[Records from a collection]
((

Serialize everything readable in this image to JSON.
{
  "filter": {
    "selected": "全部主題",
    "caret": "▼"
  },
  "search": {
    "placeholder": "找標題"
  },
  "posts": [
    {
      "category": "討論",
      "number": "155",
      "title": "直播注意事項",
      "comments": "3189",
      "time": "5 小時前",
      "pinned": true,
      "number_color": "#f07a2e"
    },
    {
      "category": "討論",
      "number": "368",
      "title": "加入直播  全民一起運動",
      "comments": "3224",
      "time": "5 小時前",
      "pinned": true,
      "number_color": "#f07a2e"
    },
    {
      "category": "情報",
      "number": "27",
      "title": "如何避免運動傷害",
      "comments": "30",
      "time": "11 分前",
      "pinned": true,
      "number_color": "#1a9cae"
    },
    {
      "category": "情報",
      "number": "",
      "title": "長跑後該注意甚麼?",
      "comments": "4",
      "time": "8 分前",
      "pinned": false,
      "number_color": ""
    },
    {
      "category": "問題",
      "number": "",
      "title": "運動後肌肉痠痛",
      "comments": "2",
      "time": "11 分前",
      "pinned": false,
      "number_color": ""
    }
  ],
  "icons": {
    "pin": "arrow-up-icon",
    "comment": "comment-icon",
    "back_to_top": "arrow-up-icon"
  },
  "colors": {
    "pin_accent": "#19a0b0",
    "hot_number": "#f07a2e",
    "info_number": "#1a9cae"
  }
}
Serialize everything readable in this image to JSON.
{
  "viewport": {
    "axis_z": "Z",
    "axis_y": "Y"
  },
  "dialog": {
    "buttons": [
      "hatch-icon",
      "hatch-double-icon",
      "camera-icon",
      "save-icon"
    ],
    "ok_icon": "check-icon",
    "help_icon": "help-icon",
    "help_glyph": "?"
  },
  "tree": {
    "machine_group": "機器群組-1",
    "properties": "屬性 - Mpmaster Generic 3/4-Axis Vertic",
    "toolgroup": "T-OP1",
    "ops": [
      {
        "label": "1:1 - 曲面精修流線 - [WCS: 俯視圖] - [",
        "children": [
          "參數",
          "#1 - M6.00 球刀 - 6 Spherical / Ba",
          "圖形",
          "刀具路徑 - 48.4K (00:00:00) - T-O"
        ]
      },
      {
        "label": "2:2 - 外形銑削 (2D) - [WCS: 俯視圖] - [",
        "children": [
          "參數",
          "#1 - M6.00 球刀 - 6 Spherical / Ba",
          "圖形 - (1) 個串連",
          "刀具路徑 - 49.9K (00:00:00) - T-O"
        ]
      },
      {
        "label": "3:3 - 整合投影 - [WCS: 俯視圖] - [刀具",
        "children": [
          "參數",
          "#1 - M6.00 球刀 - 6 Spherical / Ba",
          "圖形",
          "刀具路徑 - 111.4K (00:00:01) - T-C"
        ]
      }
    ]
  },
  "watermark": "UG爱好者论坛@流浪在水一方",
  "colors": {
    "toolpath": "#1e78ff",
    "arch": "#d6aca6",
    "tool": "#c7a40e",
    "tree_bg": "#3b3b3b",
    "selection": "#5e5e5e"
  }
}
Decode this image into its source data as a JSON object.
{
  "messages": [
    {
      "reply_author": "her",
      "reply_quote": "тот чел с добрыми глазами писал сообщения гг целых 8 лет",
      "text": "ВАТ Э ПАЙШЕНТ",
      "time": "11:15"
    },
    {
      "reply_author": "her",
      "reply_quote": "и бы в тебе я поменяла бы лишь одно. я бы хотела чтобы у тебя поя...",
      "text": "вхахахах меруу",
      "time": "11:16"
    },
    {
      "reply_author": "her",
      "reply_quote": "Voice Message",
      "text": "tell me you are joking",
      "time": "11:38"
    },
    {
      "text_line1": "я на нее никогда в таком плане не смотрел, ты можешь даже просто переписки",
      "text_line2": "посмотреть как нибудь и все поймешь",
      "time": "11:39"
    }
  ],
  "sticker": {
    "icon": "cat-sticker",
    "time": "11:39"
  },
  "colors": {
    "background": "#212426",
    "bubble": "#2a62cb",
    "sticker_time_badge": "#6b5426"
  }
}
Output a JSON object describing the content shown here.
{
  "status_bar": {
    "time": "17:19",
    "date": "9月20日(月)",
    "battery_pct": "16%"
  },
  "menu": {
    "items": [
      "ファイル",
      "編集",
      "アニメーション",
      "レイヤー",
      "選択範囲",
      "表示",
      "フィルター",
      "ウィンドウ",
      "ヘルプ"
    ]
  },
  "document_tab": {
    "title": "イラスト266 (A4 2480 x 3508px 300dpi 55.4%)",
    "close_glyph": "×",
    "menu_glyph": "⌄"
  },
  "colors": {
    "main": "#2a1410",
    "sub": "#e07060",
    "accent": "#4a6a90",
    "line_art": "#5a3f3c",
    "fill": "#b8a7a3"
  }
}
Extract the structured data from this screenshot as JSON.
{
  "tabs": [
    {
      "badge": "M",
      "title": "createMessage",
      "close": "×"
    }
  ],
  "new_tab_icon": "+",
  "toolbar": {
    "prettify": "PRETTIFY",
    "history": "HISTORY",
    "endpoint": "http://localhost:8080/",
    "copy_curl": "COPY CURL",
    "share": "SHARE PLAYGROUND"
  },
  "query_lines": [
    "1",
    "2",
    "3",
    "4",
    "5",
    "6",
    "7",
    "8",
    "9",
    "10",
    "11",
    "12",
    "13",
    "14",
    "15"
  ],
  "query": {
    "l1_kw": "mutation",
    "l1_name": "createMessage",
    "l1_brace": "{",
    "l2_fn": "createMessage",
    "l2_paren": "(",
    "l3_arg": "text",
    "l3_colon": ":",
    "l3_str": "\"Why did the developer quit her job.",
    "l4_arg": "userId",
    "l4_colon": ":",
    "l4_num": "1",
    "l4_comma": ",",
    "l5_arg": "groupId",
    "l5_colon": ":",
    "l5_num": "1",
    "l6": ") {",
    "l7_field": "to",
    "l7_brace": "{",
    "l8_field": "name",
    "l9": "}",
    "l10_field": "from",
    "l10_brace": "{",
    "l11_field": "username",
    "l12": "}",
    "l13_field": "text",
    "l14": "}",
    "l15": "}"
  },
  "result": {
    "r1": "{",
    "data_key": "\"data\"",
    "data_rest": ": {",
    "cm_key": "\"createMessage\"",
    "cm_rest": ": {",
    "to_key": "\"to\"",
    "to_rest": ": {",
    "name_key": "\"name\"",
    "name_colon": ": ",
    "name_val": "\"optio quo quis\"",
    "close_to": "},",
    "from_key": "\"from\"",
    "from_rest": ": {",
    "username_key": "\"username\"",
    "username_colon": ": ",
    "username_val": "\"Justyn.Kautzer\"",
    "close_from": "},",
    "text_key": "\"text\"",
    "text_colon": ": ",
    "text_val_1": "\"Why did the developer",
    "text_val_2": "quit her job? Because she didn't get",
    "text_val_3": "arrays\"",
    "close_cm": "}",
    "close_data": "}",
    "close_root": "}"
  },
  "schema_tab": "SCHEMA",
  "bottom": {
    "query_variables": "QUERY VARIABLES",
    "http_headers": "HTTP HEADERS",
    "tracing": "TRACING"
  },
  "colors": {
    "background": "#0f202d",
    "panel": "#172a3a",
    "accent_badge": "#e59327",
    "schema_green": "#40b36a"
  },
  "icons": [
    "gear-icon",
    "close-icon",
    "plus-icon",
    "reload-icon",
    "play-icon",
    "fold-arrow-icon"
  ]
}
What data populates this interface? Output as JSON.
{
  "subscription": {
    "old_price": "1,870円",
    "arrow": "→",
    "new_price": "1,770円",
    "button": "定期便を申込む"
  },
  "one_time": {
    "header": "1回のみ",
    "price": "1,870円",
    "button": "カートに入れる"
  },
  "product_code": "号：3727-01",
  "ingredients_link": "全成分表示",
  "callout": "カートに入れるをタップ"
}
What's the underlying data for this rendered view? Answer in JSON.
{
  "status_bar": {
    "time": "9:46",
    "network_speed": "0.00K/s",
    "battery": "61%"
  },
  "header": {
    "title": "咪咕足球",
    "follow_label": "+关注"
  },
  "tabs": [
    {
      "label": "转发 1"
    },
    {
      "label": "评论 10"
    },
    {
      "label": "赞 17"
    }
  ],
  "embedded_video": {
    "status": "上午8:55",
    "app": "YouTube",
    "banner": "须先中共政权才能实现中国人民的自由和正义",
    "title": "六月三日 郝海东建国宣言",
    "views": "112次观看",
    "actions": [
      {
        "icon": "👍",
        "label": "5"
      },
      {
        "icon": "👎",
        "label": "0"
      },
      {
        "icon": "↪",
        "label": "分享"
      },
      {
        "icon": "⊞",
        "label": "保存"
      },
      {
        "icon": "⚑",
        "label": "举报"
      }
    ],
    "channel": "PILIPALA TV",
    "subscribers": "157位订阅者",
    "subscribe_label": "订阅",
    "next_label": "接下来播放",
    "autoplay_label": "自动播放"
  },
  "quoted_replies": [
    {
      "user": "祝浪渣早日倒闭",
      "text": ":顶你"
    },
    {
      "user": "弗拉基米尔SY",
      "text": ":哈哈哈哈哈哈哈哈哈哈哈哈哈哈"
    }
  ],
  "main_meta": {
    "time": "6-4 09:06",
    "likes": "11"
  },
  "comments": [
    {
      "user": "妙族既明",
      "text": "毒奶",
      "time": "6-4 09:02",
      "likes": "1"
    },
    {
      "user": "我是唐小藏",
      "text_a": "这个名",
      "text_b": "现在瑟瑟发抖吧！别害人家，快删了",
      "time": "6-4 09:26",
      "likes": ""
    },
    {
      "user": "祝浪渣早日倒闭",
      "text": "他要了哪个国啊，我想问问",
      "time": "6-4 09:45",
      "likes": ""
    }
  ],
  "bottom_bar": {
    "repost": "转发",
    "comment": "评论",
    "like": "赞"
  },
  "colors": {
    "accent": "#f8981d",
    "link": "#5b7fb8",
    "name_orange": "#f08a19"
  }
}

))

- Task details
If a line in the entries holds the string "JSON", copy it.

- Exercise output
Serialize everything readable in this image to JSON.
Serialize everything readable in this image to JSON.
Decode this image into its source data as a JSON object.
Output a JSON object describing the content shown here.
Extract the structured data from this screenshot as JSON.
What data populates this interface? Output as JSON.
What's the underlying data for this rendered view? Answer in JSON.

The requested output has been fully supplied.